I just installed a new duplex outlet in my garage, the cable was already run from previous owner. I installed a Leviton 8200IG
http://www.fruitridgetools.com/Stor...temDetail.aspx?sfid=136763&i=244985822&c=7735
What I get with my tester is OPEN GROUND. The ground is attached to the green screw. I wonder why I get open ground as a result. There's another circuit in the garage and it shows CORRECT on my tester.
If this outlet is in a garage then it should be a GFCI.
 

·
Registered
Joined
·
9,618 Posts
Note that some armored cables including ordinary BX are not considered good and sufficient grounding conductors. Most qualifying armored flexible cables have a strip or wire for the grounding conductor running inside.

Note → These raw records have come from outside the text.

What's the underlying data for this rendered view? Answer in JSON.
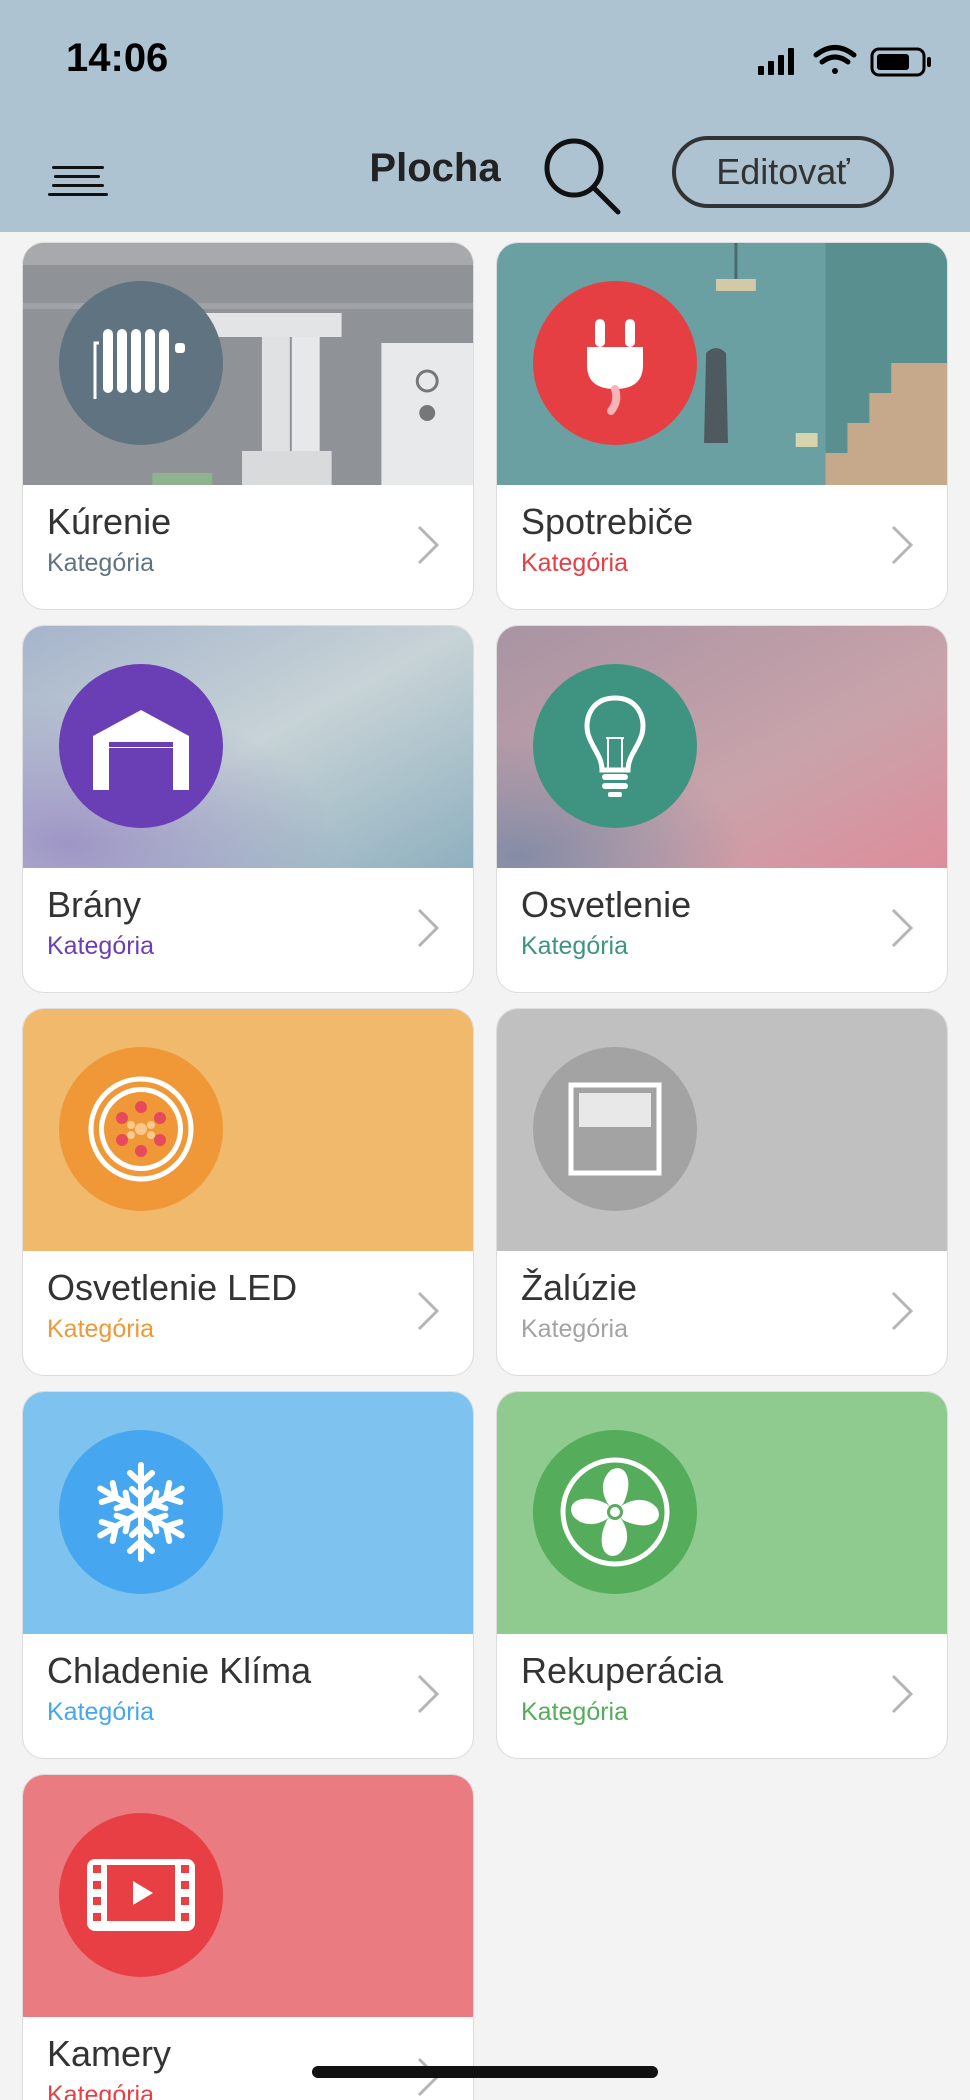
{
  "status_bar": {
    "time": "14:06"
  },
  "header": {
    "title": "Plocha",
    "edit_label": "Editovať"
  },
  "colors": {
    "header_bg": "#adc3d1",
    "kurenie": "#5f7380",
    "spotrebice": "#e53f44",
    "brany": "#6a3fb5",
    "osvetlenie": "#3e9480",
    "led": "#f09837",
    "zaluzie": "#a3a3a3",
    "chladenie": "#46a6ef",
    "rekuperacia": "#55ad5b",
    "kamery": "#e83f44"
  },
  "categories": [
    {
      "title": "Kúrenie",
      "subtitle": "Kategória",
      "icon": "radiator-icon",
      "accent": "#5f7380"
    },
    {
      "title": "Spotrebiče",
      "subtitle": "Kategória",
      "icon": "plug-icon",
      "accent": "#e53f44"
    },
    {
      "title": "Brány",
      "subtitle": "Kategória",
      "icon": "garage-icon",
      "accent": "#6a3fb5"
    },
    {
      "title": "Osvetlenie",
      "subtitle": "Kategória",
      "icon": "bulb-icon",
      "accent": "#3e9480"
    },
    {
      "title": "Osvetlenie LED",
      "subtitle": "Kategória",
      "icon": "led-icon",
      "accent": "#f09837"
    },
    {
      "title": "Žalúzie",
      "subtitle": "Kategória",
      "icon": "blinds-icon",
      "accent": "#a3a3a3"
    },
    {
      "title": "Chladenie Klíma",
      "subtitle": "Kategória",
      "icon": "snowflake-icon",
      "accent": "#46a6ef"
    },
    {
      "title": "Rekuperácia",
      "subtitle": "Kategória",
      "icon": "fan-icon",
      "accent": "#55ad5b"
    },
    {
      "title": "Kamery",
      "subtitle": "Kategória",
      "icon": "video-icon",
      "accent": "#e83f44"
    }
  ]
}
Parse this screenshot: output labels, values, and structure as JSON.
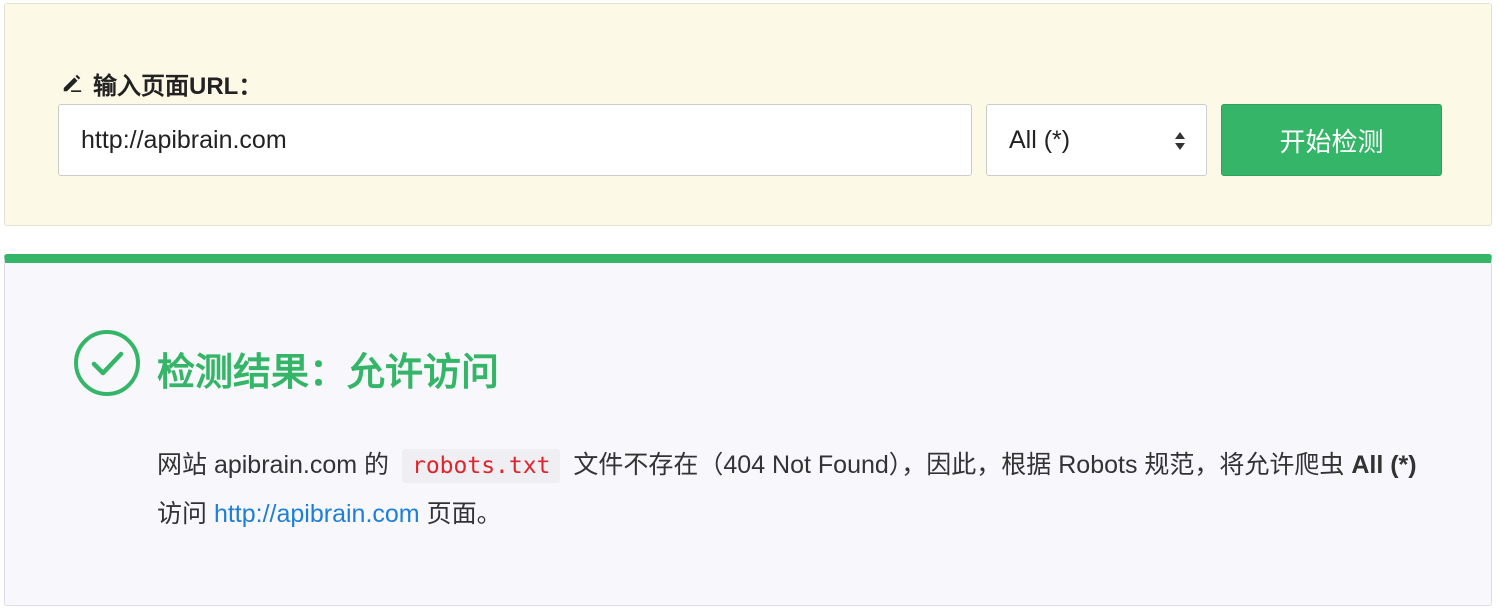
{
  "form": {
    "label": "输入页面URL：",
    "url_value": "http://apibrain.com",
    "user_agent_selected": "All (*)",
    "submit_label": "开始检测"
  },
  "result": {
    "title": "检测结果：允许访问",
    "status": "allowed",
    "description": {
      "prefix": "网站 apibrain.com 的 ",
      "code": "robots.txt",
      "middle": " 文件不存在（404 Not Found），因此，根据 Robots 规范，将允许爬虫 ",
      "agent": "All (*)",
      "after_agent": " 访问 ",
      "link": "http://apibrain.com",
      "suffix": " 页面。"
    }
  },
  "colors": {
    "accent_green": "#35b567",
    "link_blue": "#1e7fd6",
    "code_red": "#e0242c",
    "form_bg": "#fdf9e7",
    "result_bg": "#f7f7fc"
  },
  "icons": {
    "label_icon": "pencil-icon",
    "result_icon": "check-circle-icon",
    "select_icon": "sort-arrows-icon"
  }
}
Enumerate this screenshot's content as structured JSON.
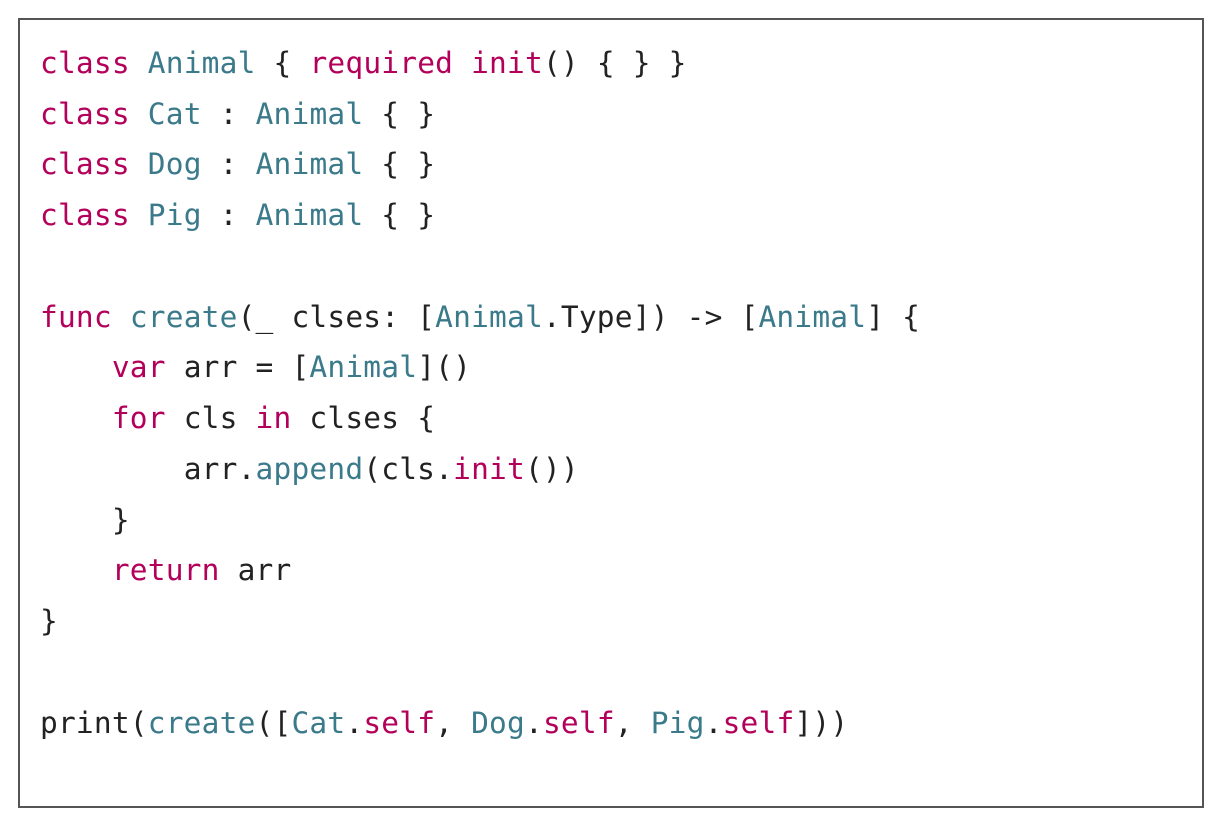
{
  "code": {
    "line1": {
      "kw_class": "class",
      "name": "Animal",
      "brace_open": " { ",
      "kw_required": "required",
      "sp1": " ",
      "kw_init": "init",
      "rest": "() { } }"
    },
    "line2": {
      "kw_class": "class",
      "name": "Cat",
      "colon": " : ",
      "base": "Animal",
      "rest": " { }"
    },
    "line3": {
      "kw_class": "class",
      "name": "Dog",
      "colon": " : ",
      "base": "Animal",
      "rest": " { }"
    },
    "line4": {
      "kw_class": "class",
      "name": "Pig",
      "colon": " : ",
      "base": "Animal",
      "rest": " { }"
    },
    "line6": {
      "kw_func": "func",
      "sp": " ",
      "fn": "create",
      "sig1": "(_ clses: [",
      "t1": "Animal",
      "sig2": ".",
      "t2": "Type",
      "sig3": "]) -> [",
      "t3": "Animal",
      "sig4": "] {"
    },
    "line7": {
      "indent": "    ",
      "kw_var": "var",
      "mid": " arr = [",
      "t": "Animal",
      "rest": "]()"
    },
    "line8": {
      "indent": "    ",
      "kw_for": "for",
      "mid1": " cls ",
      "kw_in": "in",
      "mid2": " clses {"
    },
    "line9": {
      "indent": "        ",
      "pre": "arr.",
      "fn1": "append",
      "mid": "(cls.",
      "fn2": "init",
      "rest": "())"
    },
    "line10": {
      "indent": "    ",
      "txt": "}"
    },
    "line11": {
      "indent": "    ",
      "kw_return": "return",
      "rest": " arr"
    },
    "line12": {
      "txt": "}"
    },
    "line14": {
      "pre": "print(",
      "fn": "create",
      "mid1": "([",
      "t1": "Cat",
      "dot1": ".",
      "p1": "self",
      "c1": ", ",
      "t2": "Dog",
      "dot2": ".",
      "p2": "self",
      "c2": ", ",
      "t3": "Pig",
      "dot3": ".",
      "p3": "self",
      "rest": "]))"
    }
  }
}
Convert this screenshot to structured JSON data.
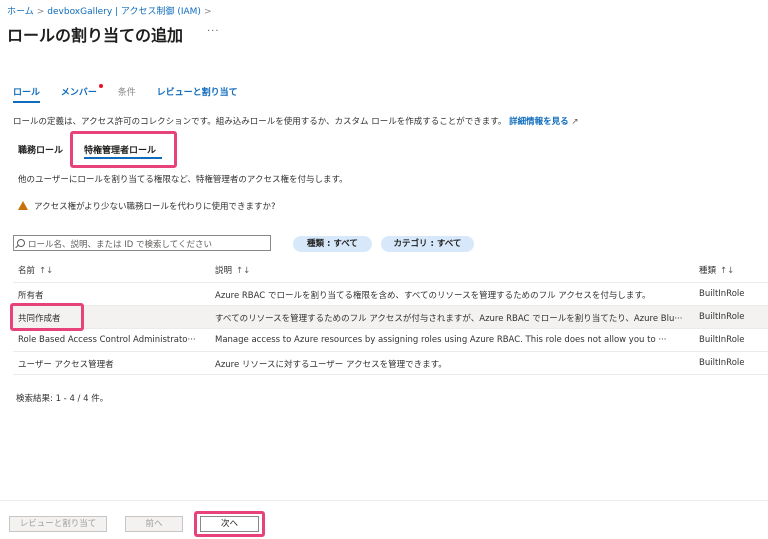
{
  "breadcrumb": {
    "home": "ホーム",
    "current": "devboxGallery | アクセス制御 (IAM)",
    "sep1": ">",
    "sep2": ">"
  },
  "page": {
    "title": "ロールの割り当ての追加",
    "more": "···"
  },
  "tabs": [
    {
      "label": "ロール"
    },
    {
      "label": "メンバー"
    },
    {
      "label": "条件"
    },
    {
      "label": "レビューと割り当て"
    }
  ],
  "description": {
    "text": "ロールの定義は、アクセス許可のコレクションです。組み込みロールを使用するか、カスタム ロールを作成することができます。",
    "link": "詳細情報を見る"
  },
  "subtabs": {
    "job": "職務ロール",
    "privileged": "特権管理者ロール"
  },
  "info": "他のユーザーにロールを割り当てる権限など、特権管理者のアクセス権を付与します。",
  "warning": "アクセス権がより少ない職務ロールを代わりに使用できますか?",
  "search": {
    "placeholder": "ロール名、説明、または ID で検索してください"
  },
  "filters": {
    "type": "種類 : すべて",
    "category": "カテゴリ : すべて"
  },
  "table": {
    "headers": {
      "name": "名前",
      "description": "説明",
      "type": "種類",
      "sort": "↑↓"
    },
    "rows": [
      {
        "name": "所有者",
        "description": "Azure RBAC でロールを割り当てる権限を含め、すべてのリソースを管理するためのフル アクセスを付与します。",
        "type": "BuiltInRole"
      },
      {
        "name": "共同作成者",
        "description": "すべてのリソースを管理するためのフル アクセスが付与されますが、Azure RBAC でロールを割り当てたり、Azure Blu···",
        "type": "BuiltInRole"
      },
      {
        "name": "Role Based Access Control Administrato···",
        "description": "Manage access to Azure resources by assigning roles using Azure RBAC. This role does not allow you to ···",
        "type": "BuiltInRole"
      },
      {
        "name": "ユーザー アクセス管理者",
        "description": "Azure リソースに対するユーザー アクセスを管理できます。",
        "type": "BuiltInRole"
      }
    ]
  },
  "results": "検索結果: 1 - 4 / 4 件。",
  "footer": {
    "review": "レビューと割り当て",
    "prev": "前へ",
    "next": "次へ"
  },
  "colors": {
    "accent": "#0f6cbd",
    "highlight": "#e8427b",
    "pill": "#d6e8fa",
    "warning": "#c7720b"
  }
}
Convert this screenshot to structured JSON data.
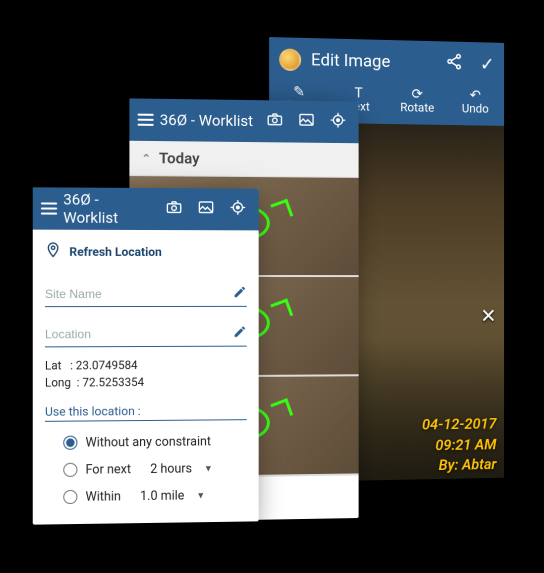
{
  "brand": "36Ø",
  "appTitle": "Worklist",
  "headerTitleCombined": "36Ø - Worklist",
  "editImage": {
    "title": "Edit Image",
    "tabs": {
      "draw": "Draw",
      "text": "Text",
      "rotate": "Rotate",
      "undo": "Undo"
    },
    "stamp": {
      "date": "04-12-2017",
      "time": "09:21 AM",
      "by": "By: Abtar"
    }
  },
  "worklistB": {
    "todayLabel": "Today"
  },
  "form": {
    "refreshLabel": "Refresh Location",
    "siteNamePlaceholder": "Site Name",
    "locationPlaceholder": "Location",
    "latLabel": "Lat",
    "latValue": "23.0749584",
    "longLabel": "Long",
    "longValue": "72.5253354",
    "useThisLocation": "Use this location :",
    "opt1": "Without any constraint",
    "opt2Prefix": "For next",
    "opt2Value": "2 hours",
    "opt3Prefix": "Within",
    "opt3Value": "1.0 mile"
  }
}
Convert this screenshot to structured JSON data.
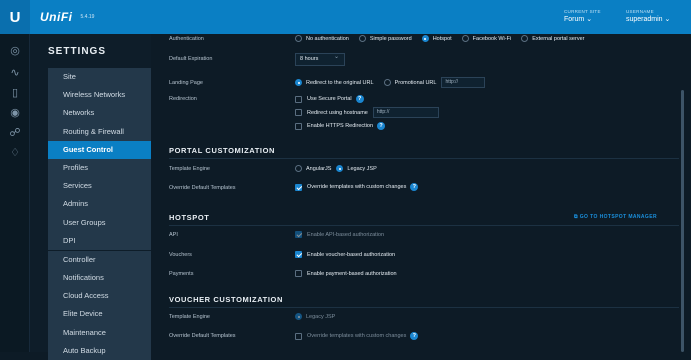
{
  "topbar": {
    "brand": "UniFi",
    "version": "5.4.19",
    "site_label": "CURRENT SITE",
    "site_value": "Forum",
    "user_label": "USERNAME",
    "user_value": "superadmin"
  },
  "rail_icons": [
    "dashboard-icon",
    "statistics-icon",
    "map-icon",
    "devices-icon",
    "clients-icon",
    "insights-icon"
  ],
  "sidebar": {
    "title": "SETTINGS",
    "group1": [
      "Site",
      "Wireless Networks",
      "Networks",
      "Routing & Firewall",
      "Guest Control",
      "Profiles",
      "Services",
      "Admins",
      "User Groups",
      "DPI"
    ],
    "group2": [
      "Controller",
      "Notifications",
      "Cloud Access",
      "Elite Device",
      "Maintenance",
      "Auto Backup"
    ],
    "active": "Guest Control"
  },
  "guest_policies": {
    "authentication_label": "Authentication",
    "auth_options": [
      "No authentication",
      "Simple password",
      "Hotspot",
      "Facebook Wi-Fi",
      "External portal server"
    ],
    "auth_selected": "Hotspot",
    "default_expiration_label": "Default Expiration",
    "default_expiration_value": "8 hours",
    "landing_page_label": "Landing Page",
    "landing_redirect": "Redirect to the original URL",
    "landing_promotional": "Promotional URL",
    "promotional_placeholder": "http://",
    "redirection_label": "Redirection",
    "use_secure_portal": "Use Secure Portal",
    "redirect_hostname": "Redirect using hostname",
    "hostname_placeholder": "http://",
    "enable_https": "Enable HTTPS Redirection"
  },
  "portal_customization": {
    "title": "PORTAL CUSTOMIZATION",
    "template_engine_label": "Template Engine",
    "engine_options": [
      "AngularJS",
      "Legacy JSP"
    ],
    "engine_selected": "Legacy JSP",
    "override_label": "Override Default Templates",
    "override_text": "Override templates with custom changes"
  },
  "hotspot": {
    "title": "HOTSPOT",
    "manager_link": "GO TO HOTSPOT MANAGER",
    "api_label": "API",
    "api_text": "Enable API-based authorization",
    "vouchers_label": "Vouchers",
    "vouchers_text": "Enable voucher-based authorization",
    "payments_label": "Payments",
    "payments_text": "Enable payment-based authorization"
  },
  "voucher_customization": {
    "title": "VOUCHER CUSTOMIZATION",
    "template_engine_label": "Template Engine",
    "engine_value": "Legacy JSP",
    "override_label": "Override Default Templates",
    "override_text": "Override templates with custom changes"
  },
  "colors": {
    "accent": "#0a7fc4",
    "background": "#0d1b26",
    "sidebar_group": "#23384a"
  }
}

It is not unusual for loose connections to develop between the armored cable, the cable clamp, and/or the junction box at one or more locations, thus giving you an open ground.
 

·
General Contractor
Joined
·
84 Posts
If you aren't continuing the circuit/feeding another outlet after the GFCI then you just connect the LINE and you're done, there is no LOAD to connect.

BTW, does sound like previously stated that your junction box isn't carrying a good ground and even a GFCI outlet won't change that.
 

·
Registered
Joined
·
73 Posts
Discussion Starter · #19 ·
I;m thinking the same thing!!! If it didn't work with an iso ground outlet I highly doubt it will work with a GFCI. Would it be the same result with a regular outlet?
 

·
Super Moderator
Joined
·
15,298 Posts
It may be different. Isolated ground receptacles require 2 grounding means. You only had one.

The result may be the same if the one end of the cable or the old wiring method is not grounded.
 
  • Like
Reactions: electures
1 - 20 of 22 Posts
Top